(Excerpts from an interface dataset)
- Opening Delimiter -

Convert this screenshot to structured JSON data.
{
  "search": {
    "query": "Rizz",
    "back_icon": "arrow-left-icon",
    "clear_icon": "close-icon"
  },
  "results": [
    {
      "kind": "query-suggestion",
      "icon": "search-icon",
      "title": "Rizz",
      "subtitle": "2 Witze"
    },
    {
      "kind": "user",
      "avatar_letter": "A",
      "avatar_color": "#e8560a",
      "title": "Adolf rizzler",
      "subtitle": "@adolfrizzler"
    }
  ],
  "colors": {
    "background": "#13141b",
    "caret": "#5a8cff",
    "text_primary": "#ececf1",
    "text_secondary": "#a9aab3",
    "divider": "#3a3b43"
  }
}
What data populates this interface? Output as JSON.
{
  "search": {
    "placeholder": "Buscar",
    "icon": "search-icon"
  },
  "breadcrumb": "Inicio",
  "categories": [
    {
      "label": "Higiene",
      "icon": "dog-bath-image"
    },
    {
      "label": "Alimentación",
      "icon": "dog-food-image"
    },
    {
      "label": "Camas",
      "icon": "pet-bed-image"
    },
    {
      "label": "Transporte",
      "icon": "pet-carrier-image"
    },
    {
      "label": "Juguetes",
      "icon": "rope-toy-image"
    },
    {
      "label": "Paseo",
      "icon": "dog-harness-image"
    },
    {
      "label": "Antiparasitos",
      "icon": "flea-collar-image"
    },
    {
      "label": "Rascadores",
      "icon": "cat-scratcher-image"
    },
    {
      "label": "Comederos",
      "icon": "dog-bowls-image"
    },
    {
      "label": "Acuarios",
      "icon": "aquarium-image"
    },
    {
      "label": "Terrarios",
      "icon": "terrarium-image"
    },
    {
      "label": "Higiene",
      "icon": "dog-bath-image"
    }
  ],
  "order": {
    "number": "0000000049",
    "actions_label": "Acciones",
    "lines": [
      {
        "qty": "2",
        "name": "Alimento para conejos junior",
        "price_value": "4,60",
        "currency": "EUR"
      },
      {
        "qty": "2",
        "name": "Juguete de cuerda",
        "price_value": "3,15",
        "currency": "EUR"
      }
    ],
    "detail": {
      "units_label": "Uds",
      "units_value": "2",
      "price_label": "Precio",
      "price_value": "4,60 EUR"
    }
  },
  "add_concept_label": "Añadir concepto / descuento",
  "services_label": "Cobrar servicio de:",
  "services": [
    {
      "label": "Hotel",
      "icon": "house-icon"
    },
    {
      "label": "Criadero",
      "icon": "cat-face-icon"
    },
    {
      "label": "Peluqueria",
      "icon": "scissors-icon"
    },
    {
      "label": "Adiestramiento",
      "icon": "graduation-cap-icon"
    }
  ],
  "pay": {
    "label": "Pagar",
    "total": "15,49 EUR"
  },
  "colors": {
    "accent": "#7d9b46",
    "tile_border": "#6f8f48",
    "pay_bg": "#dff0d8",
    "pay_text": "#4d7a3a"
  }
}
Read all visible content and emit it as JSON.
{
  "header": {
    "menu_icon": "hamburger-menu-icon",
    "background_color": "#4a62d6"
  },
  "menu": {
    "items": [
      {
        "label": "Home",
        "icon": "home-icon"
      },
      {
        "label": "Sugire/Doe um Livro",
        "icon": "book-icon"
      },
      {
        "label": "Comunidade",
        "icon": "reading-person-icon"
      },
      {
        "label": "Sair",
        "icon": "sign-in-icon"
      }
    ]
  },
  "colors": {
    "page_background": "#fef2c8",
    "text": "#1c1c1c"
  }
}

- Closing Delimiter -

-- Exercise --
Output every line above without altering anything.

-- Answer area --
Convert this screenshot to structured JSON data.
{
  "search": {
    "query": "Rizz",
    "back_icon": "arrow-left-icon",
    "clear_icon": "close-icon"
  },
  "results": [
    {
      "kind": "query-suggestion",
      "icon": "search-icon",
      "title": "Rizz",
      "subtitle": "2 Witze"
    },
    {
      "kind": "user",
      "avatar_letter": "A",
      "avatar_color": "#e8560a",
      "title": "Adolf rizzler",
      "subtitle": "@adolfrizzler"
    }
  ],
  "colors": {
    "background": "#13141b",
    "caret": "#5a8cff",
    "text_primary": "#ececf1",
    "text_secondary": "#a9aab3",
    "divider": "#3a3b43"
  }
}
What data populates this interface? Output as JSON.
{
  "search": {
    "placeholder": "Buscar",
    "icon": "search-icon"
  },
  "breadcrumb": "Inicio",
  "categories": [
    {
      "label": "Higiene",
      "icon": "dog-bath-image"
    },
    {
      "label": "Alimentación",
      "icon": "dog-food-image"
    },
    {
      "label": "Camas",
      "icon": "pet-bed-image"
    },
    {
      "label": "Transporte",
      "icon": "pet-carrier-image"
    },
    {
      "label": "Juguetes",
      "icon": "rope-toy-image"
    },
    {
      "label": "Paseo",
      "icon": "dog-harness-image"
    },
    {
      "label": "Antiparasitos",
      "icon": "flea-collar-image"
    },
    {
      "label": "Rascadores",
      "icon": "cat-scratcher-image"
    },
    {
      "label": "Comederos",
      "icon": "dog-bowls-image"
    },
    {
      "label": "Acuarios",
      "icon": "aquarium-image"
    },
    {
      "label": "Terrarios",
      "icon": "terrarium-image"
    },
    {
      "label": "Higiene",
      "icon": "dog-bath-image"
    }
  ],
  "order": {
    "number": "0000000049",
    "actions_label": "Acciones",
    "lines": [
      {
        "qty": "2",
        "name": "Alimento para conejos junior",
        "price_value": "4,60",
        "currency": "EUR"
      },
      {
        "qty": "2",
        "name": "Juguete de cuerda",
        "price_value": "3,15",
        "currency": "EUR"
      }
    ],
    "detail": {
      "units_label": "Uds",
      "units_value": "2",
      "price_label": "Precio",
      "price_value": "4,60 EUR"
    }
  },
  "add_concept_label": "Añadir concepto / descuento",
  "services_label": "Cobrar servicio de:",
  "services": [
    {
      "label": "Hotel",
      "icon": "house-icon"
    },
    {
      "label": "Criadero",
      "icon": "cat-face-icon"
    },
    {
      "label": "Peluqueria",
      "icon": "scissors-icon"
    },
    {
      "label": "Adiestramiento",
      "icon": "graduation-cap-icon"
    }
  ],
  "pay": {
    "label": "Pagar",
    "total": "15,49 EUR"
  },
  "colors": {
    "accent": "#7d9b46",
    "tile_border": "#6f8f48",
    "pay_bg": "#dff0d8",
    "pay_text": "#4d7a3a"
  }
}
Read all visible content and emit it as JSON.
{
  "header": {
    "menu_icon": "hamburger-menu-icon",
    "background_color": "#4a62d6"
  },
  "menu": {
    "items": [
      {
        "label": "Home",
        "icon": "home-icon"
      },
      {
        "label": "Sugire/Doe um Livro",
        "icon": "book-icon"
      },
      {
        "label": "Comunidade",
        "icon": "reading-person-icon"
      },
      {
        "label": "Sair",
        "icon": "sign-in-icon"
      }
    ]
  },
  "colors": {
    "page_background": "#fef2c8",
    "text": "#1c1c1c"
  }
}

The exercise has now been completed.